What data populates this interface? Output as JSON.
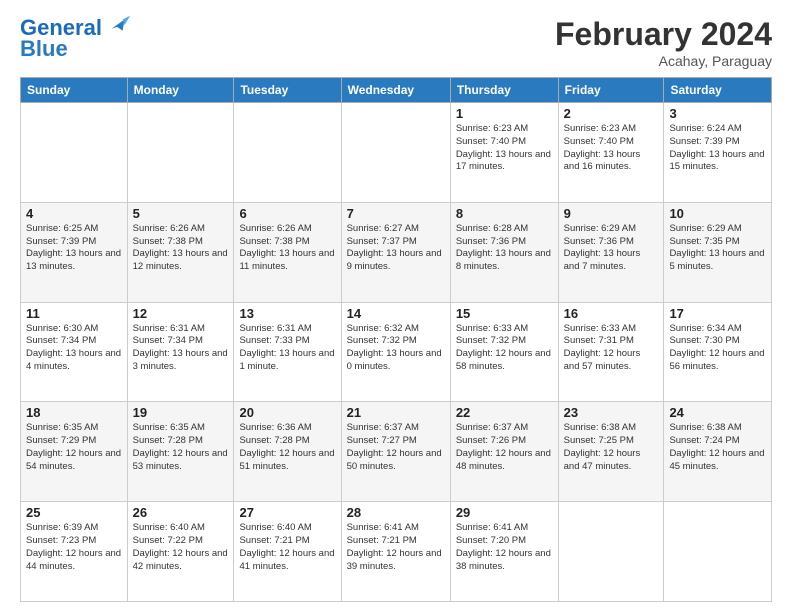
{
  "logo": {
    "line1": "General",
    "line2": "Blue"
  },
  "title": "February 2024",
  "subtitle": "Acahay, Paraguay",
  "weekdays": [
    "Sunday",
    "Monday",
    "Tuesday",
    "Wednesday",
    "Thursday",
    "Friday",
    "Saturday"
  ],
  "weeks": [
    [
      {
        "day": "",
        "info": ""
      },
      {
        "day": "",
        "info": ""
      },
      {
        "day": "",
        "info": ""
      },
      {
        "day": "",
        "info": ""
      },
      {
        "day": "1",
        "info": "Sunrise: 6:23 AM\nSunset: 7:40 PM\nDaylight: 13 hours and 17 minutes."
      },
      {
        "day": "2",
        "info": "Sunrise: 6:23 AM\nSunset: 7:40 PM\nDaylight: 13 hours and 16 minutes."
      },
      {
        "day": "3",
        "info": "Sunrise: 6:24 AM\nSunset: 7:39 PM\nDaylight: 13 hours and 15 minutes."
      }
    ],
    [
      {
        "day": "4",
        "info": "Sunrise: 6:25 AM\nSunset: 7:39 PM\nDaylight: 13 hours and 13 minutes."
      },
      {
        "day": "5",
        "info": "Sunrise: 6:26 AM\nSunset: 7:38 PM\nDaylight: 13 hours and 12 minutes."
      },
      {
        "day": "6",
        "info": "Sunrise: 6:26 AM\nSunset: 7:38 PM\nDaylight: 13 hours and 11 minutes."
      },
      {
        "day": "7",
        "info": "Sunrise: 6:27 AM\nSunset: 7:37 PM\nDaylight: 13 hours and 9 minutes."
      },
      {
        "day": "8",
        "info": "Sunrise: 6:28 AM\nSunset: 7:36 PM\nDaylight: 13 hours and 8 minutes."
      },
      {
        "day": "9",
        "info": "Sunrise: 6:29 AM\nSunset: 7:36 PM\nDaylight: 13 hours and 7 minutes."
      },
      {
        "day": "10",
        "info": "Sunrise: 6:29 AM\nSunset: 7:35 PM\nDaylight: 13 hours and 5 minutes."
      }
    ],
    [
      {
        "day": "11",
        "info": "Sunrise: 6:30 AM\nSunset: 7:34 PM\nDaylight: 13 hours and 4 minutes."
      },
      {
        "day": "12",
        "info": "Sunrise: 6:31 AM\nSunset: 7:34 PM\nDaylight: 13 hours and 3 minutes."
      },
      {
        "day": "13",
        "info": "Sunrise: 6:31 AM\nSunset: 7:33 PM\nDaylight: 13 hours and 1 minute."
      },
      {
        "day": "14",
        "info": "Sunrise: 6:32 AM\nSunset: 7:32 PM\nDaylight: 13 hours and 0 minutes."
      },
      {
        "day": "15",
        "info": "Sunrise: 6:33 AM\nSunset: 7:32 PM\nDaylight: 12 hours and 58 minutes."
      },
      {
        "day": "16",
        "info": "Sunrise: 6:33 AM\nSunset: 7:31 PM\nDaylight: 12 hours and 57 minutes."
      },
      {
        "day": "17",
        "info": "Sunrise: 6:34 AM\nSunset: 7:30 PM\nDaylight: 12 hours and 56 minutes."
      }
    ],
    [
      {
        "day": "18",
        "info": "Sunrise: 6:35 AM\nSunset: 7:29 PM\nDaylight: 12 hours and 54 minutes."
      },
      {
        "day": "19",
        "info": "Sunrise: 6:35 AM\nSunset: 7:28 PM\nDaylight: 12 hours and 53 minutes."
      },
      {
        "day": "20",
        "info": "Sunrise: 6:36 AM\nSunset: 7:28 PM\nDaylight: 12 hours and 51 minutes."
      },
      {
        "day": "21",
        "info": "Sunrise: 6:37 AM\nSunset: 7:27 PM\nDaylight: 12 hours and 50 minutes."
      },
      {
        "day": "22",
        "info": "Sunrise: 6:37 AM\nSunset: 7:26 PM\nDaylight: 12 hours and 48 minutes."
      },
      {
        "day": "23",
        "info": "Sunrise: 6:38 AM\nSunset: 7:25 PM\nDaylight: 12 hours and 47 minutes."
      },
      {
        "day": "24",
        "info": "Sunrise: 6:38 AM\nSunset: 7:24 PM\nDaylight: 12 hours and 45 minutes."
      }
    ],
    [
      {
        "day": "25",
        "info": "Sunrise: 6:39 AM\nSunset: 7:23 PM\nDaylight: 12 hours and 44 minutes."
      },
      {
        "day": "26",
        "info": "Sunrise: 6:40 AM\nSunset: 7:22 PM\nDaylight: 12 hours and 42 minutes."
      },
      {
        "day": "27",
        "info": "Sunrise: 6:40 AM\nSunset: 7:21 PM\nDaylight: 12 hours and 41 minutes."
      },
      {
        "day": "28",
        "info": "Sunrise: 6:41 AM\nSunset: 7:21 PM\nDaylight: 12 hours and 39 minutes."
      },
      {
        "day": "29",
        "info": "Sunrise: 6:41 AM\nSunset: 7:20 PM\nDaylight: 12 hours and 38 minutes."
      },
      {
        "day": "",
        "info": ""
      },
      {
        "day": "",
        "info": ""
      }
    ]
  ]
}
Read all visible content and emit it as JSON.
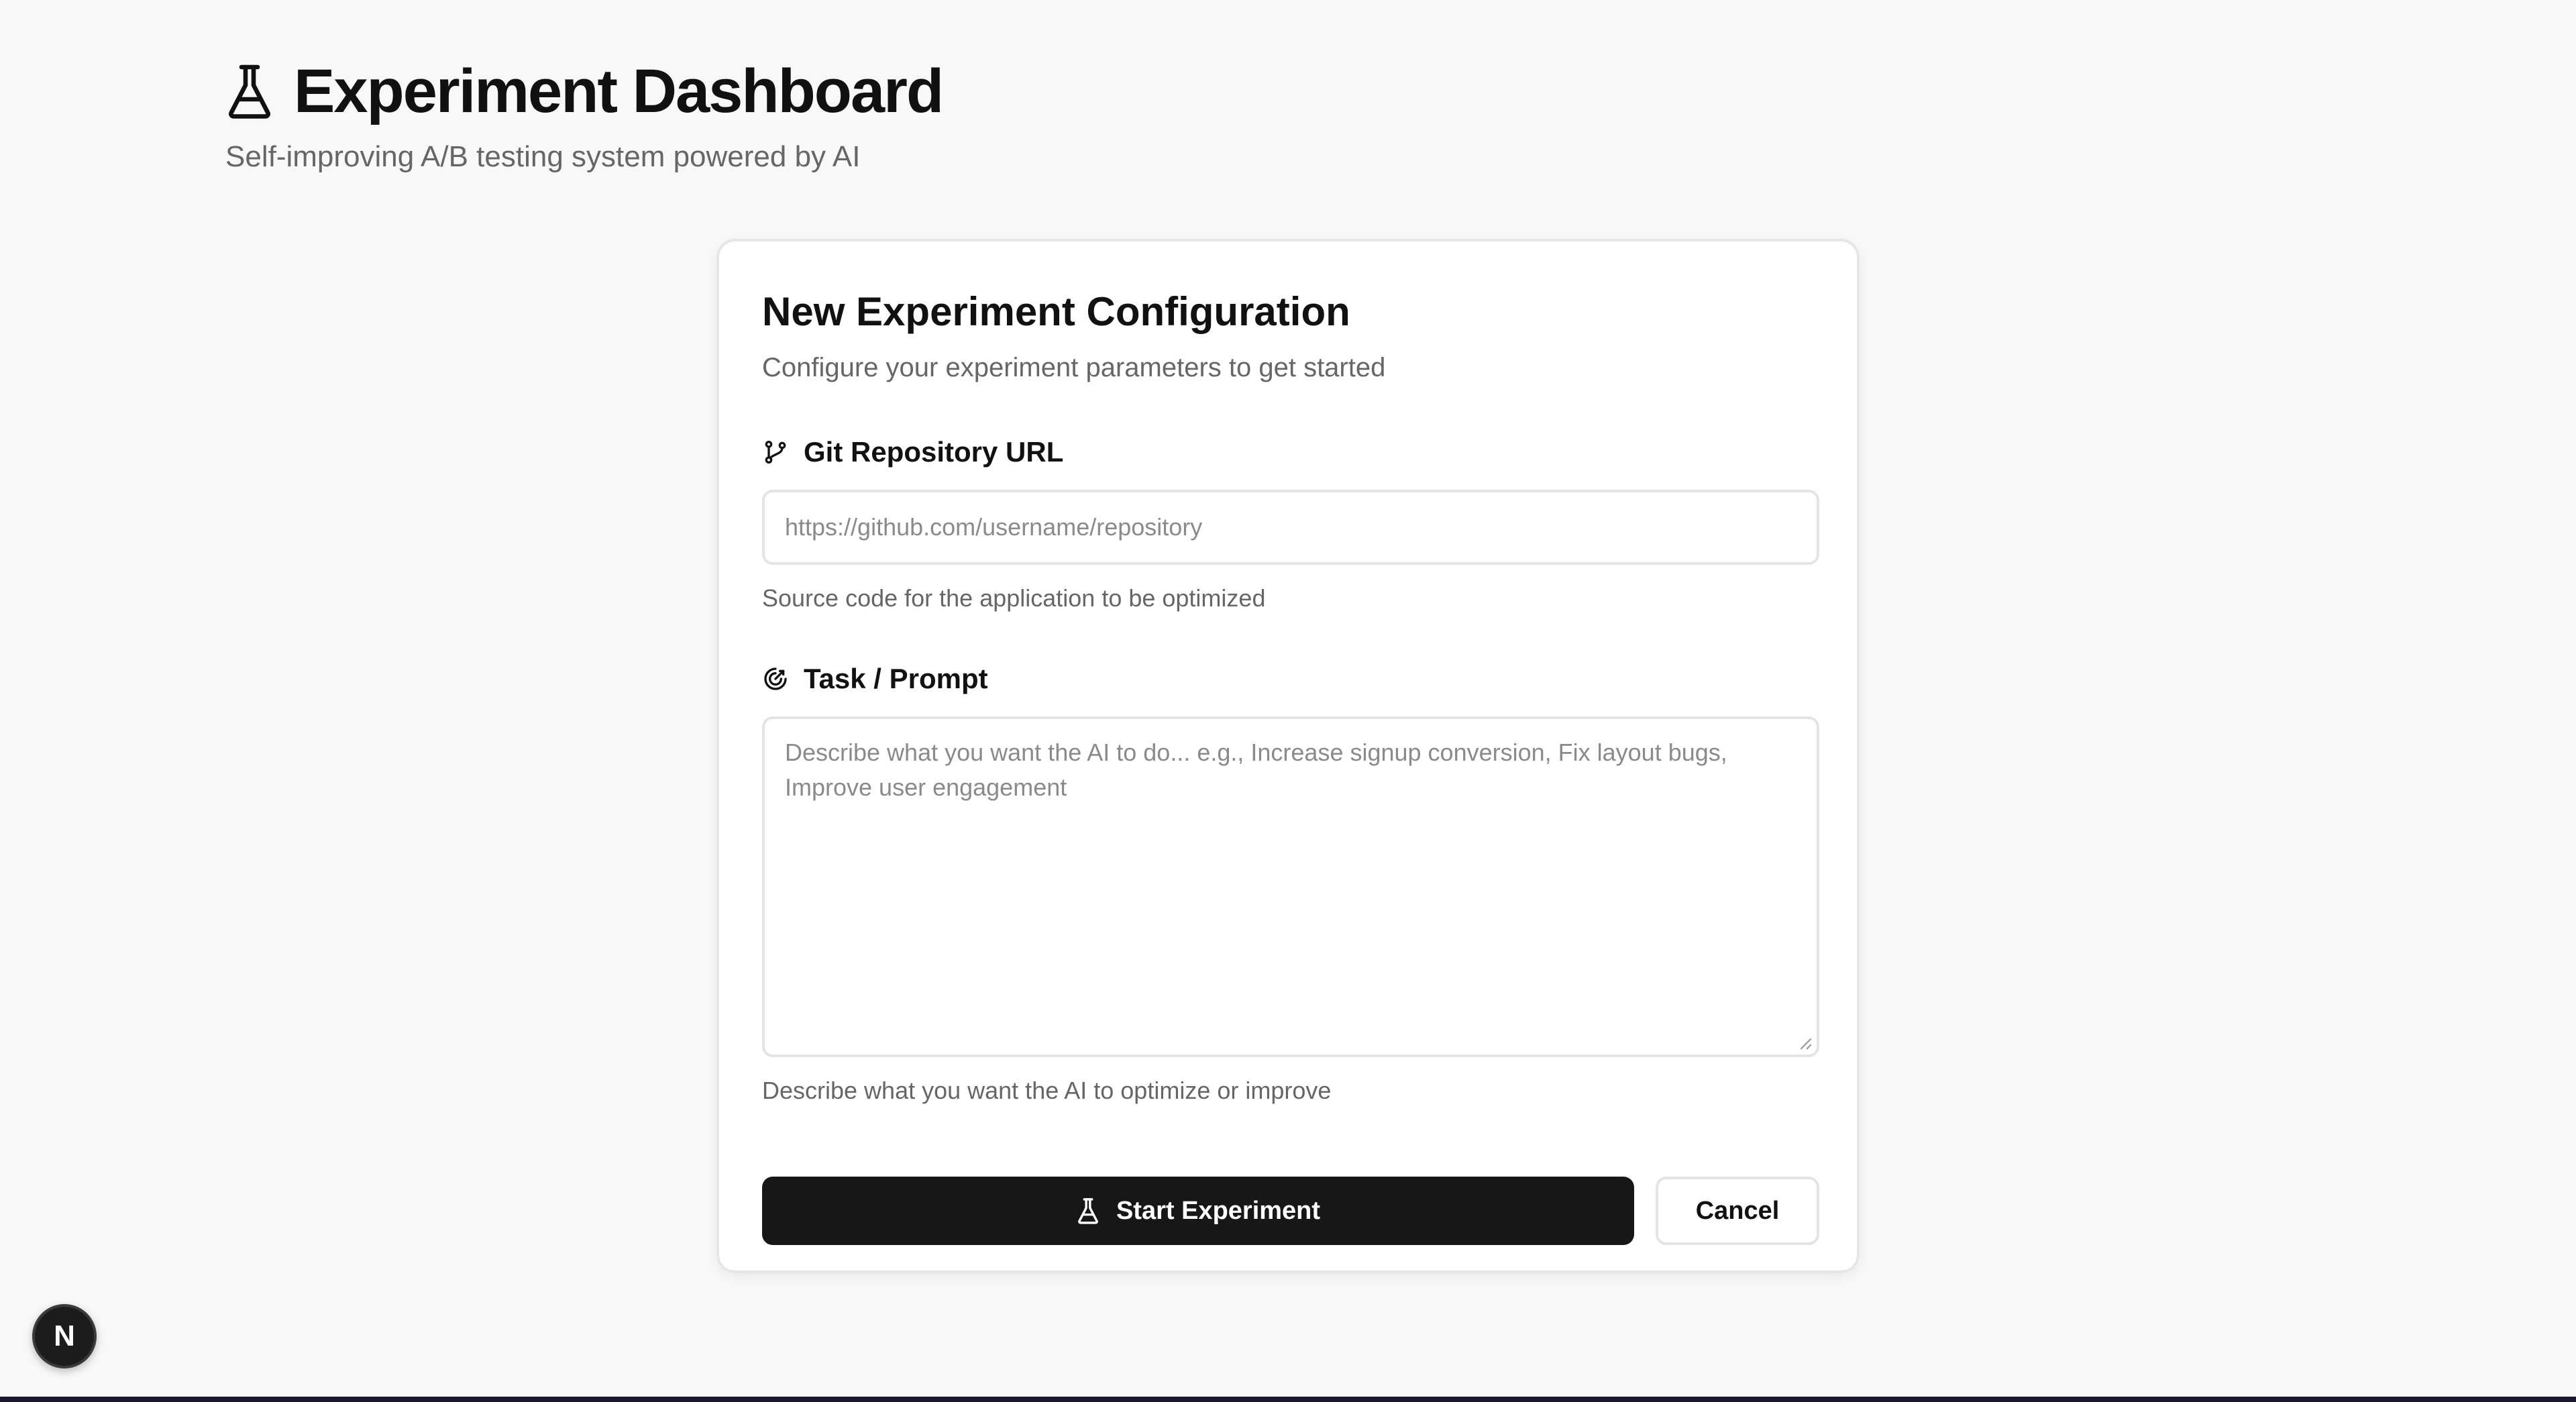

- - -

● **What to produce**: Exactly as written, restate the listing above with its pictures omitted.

● **Exercise output**:
What data populates this interface? Output as JSON.
{
  "logo": {
    "line1": "General",
    "line2": "Blue"
  },
  "title": "February 2024",
  "subtitle": "Acahay, Paraguay",
  "weekdays": [
    "Sunday",
    "Monday",
    "Tuesday",
    "Wednesday",
    "Thursday",
    "Friday",
    "Saturday"
  ],
  "weeks": [
    [
      {
        "day": "",
        "info": ""
      },
      {
        "day": "",
        "info": ""
      },
      {
        "day": "",
        "info": ""
      },
      {
        "day": "",
        "info": ""
      },
      {
        "day": "1",
        "info": "Sunrise: 6:23 AM\nSunset: 7:40 PM\nDaylight: 13 hours and 17 minutes."
      },
      {
        "day": "2",
        "info": "Sunrise: 6:23 AM\nSunset: 7:40 PM\nDaylight: 13 hours and 16 minutes."
      },
      {
        "day": "3",
        "info": "Sunrise: 6:24 AM\nSunset: 7:39 PM\nDaylight: 13 hours and 15 minutes."
      }
    ],
    [
      {
        "day": "4",
        "info": "Sunrise: 6:25 AM\nSunset: 7:39 PM\nDaylight: 13 hours and 13 minutes."
      },
      {
        "day": "5",
        "info": "Sunrise: 6:26 AM\nSunset: 7:38 PM\nDaylight: 13 hours and 12 minutes."
      },
      {
        "day": "6",
        "info": "Sunrise: 6:26 AM\nSunset: 7:38 PM\nDaylight: 13 hours and 11 minutes."
      },
      {
        "day": "7",
        "info": "Sunrise: 6:27 AM\nSunset: 7:37 PM\nDaylight: 13 hours and 9 minutes."
      },
      {
        "day": "8",
        "info": "Sunrise: 6:28 AM\nSunset: 7:36 PM\nDaylight: 13 hours and 8 minutes."
      },
      {
        "day": "9",
        "info": "Sunrise: 6:29 AM\nSunset: 7:36 PM\nDaylight: 13 hours and 7 minutes."
      },
      {
        "day": "10",
        "info": "Sunrise: 6:29 AM\nSunset: 7:35 PM\nDaylight: 13 hours and 5 minutes."
      }
    ],
    [
      {
        "day": "11",
        "info": "Sunrise: 6:30 AM\nSunset: 7:34 PM\nDaylight: 13 hours and 4 minutes."
      },
      {
        "day": "12",
        "info": "Sunrise: 6:31 AM\nSunset: 7:34 PM\nDaylight: 13 hours and 3 minutes."
      },
      {
        "day": "13",
        "info": "Sunrise: 6:31 AM\nSunset: 7:33 PM\nDaylight: 13 hours and 1 minute."
      },
      {
        "day": "14",
        "info": "Sunrise: 6:32 AM\nSunset: 7:32 PM\nDaylight: 13 hours and 0 minutes."
      },
      {
        "day": "15",
        "info": "Sunrise: 6:33 AM\nSunset: 7:32 PM\nDaylight: 12 hours and 58 minutes."
      },
      {
        "day": "16",
        "info": "Sunrise: 6:33 AM\nSunset: 7:31 PM\nDaylight: 12 hours and 57 minutes."
      },
      {
        "day": "17",
        "info": "Sunrise: 6:34 AM\nSunset: 7:30 PM\nDaylight: 12 hours and 56 minutes."
      }
    ],
    [
      {
        "day": "18",
        "info": "Sunrise: 6:35 AM\nSunset: 7:29 PM\nDaylight: 12 hours and 54 minutes."
      },
      {
        "day": "19",
        "info": "Sunrise: 6:35 AM\nSunset: 7:28 PM\nDaylight: 12 hours and 53 minutes."
      },
      {
        "day": "20",
        "info": "Sunrise: 6:36 AM\nSunset: 7:28 PM\nDaylight: 12 hours and 51 minutes."
      },
      {
        "day": "21",
        "info": "Sunrise: 6:37 AM\nSunset: 7:27 PM\nDaylight: 12 hours and 50 minutes."
      },
      {
        "day": "22",
        "info": "Sunrise: 6:37 AM\nSunset: 7:26 PM\nDaylight: 12 hours and 48 minutes."
      },
      {
        "day": "23",
        "info": "Sunrise: 6:38 AM\nSunset: 7:25 PM\nDaylight: 12 hours and 47 minutes."
      },
      {
        "day": "24",
        "info": "Sunrise: 6:38 AM\nSunset: 7:24 PM\nDaylight: 12 hours and 45 minutes."
      }
    ],
    [
      {
        "day": "25",
        "info": "Sunrise: 6:39 AM\nSunset: 7:23 PM\nDaylight: 12 hours and 44 minutes."
      },
      {
        "day": "26",
        "info": "Sunrise: 6:40 AM\nSunset: 7:22 PM\nDaylight: 12 hours and 42 minutes."
      },
      {
        "day": "27",
        "info": "Sunrise: 6:40 AM\nSunset: 7:21 PM\nDaylight: 12 hours and 41 minutes."
      },
      {
        "day": "28",
        "info": "Sunrise: 6:41 AM\nSunset: 7:21 PM\nDaylight: 12 hours and 39 minutes."
      },
      {
        "day": "29",
        "info": "Sunrise: 6:41 AM\nSunset: 7:20 PM\nDaylight: 12 hours and 38 minutes."
      },
      {
        "day": "",
        "info": ""
      },
      {
        "day": "",
        "info": ""
      }
    ]
  ]
}
Read all visible content and emit it as JSON.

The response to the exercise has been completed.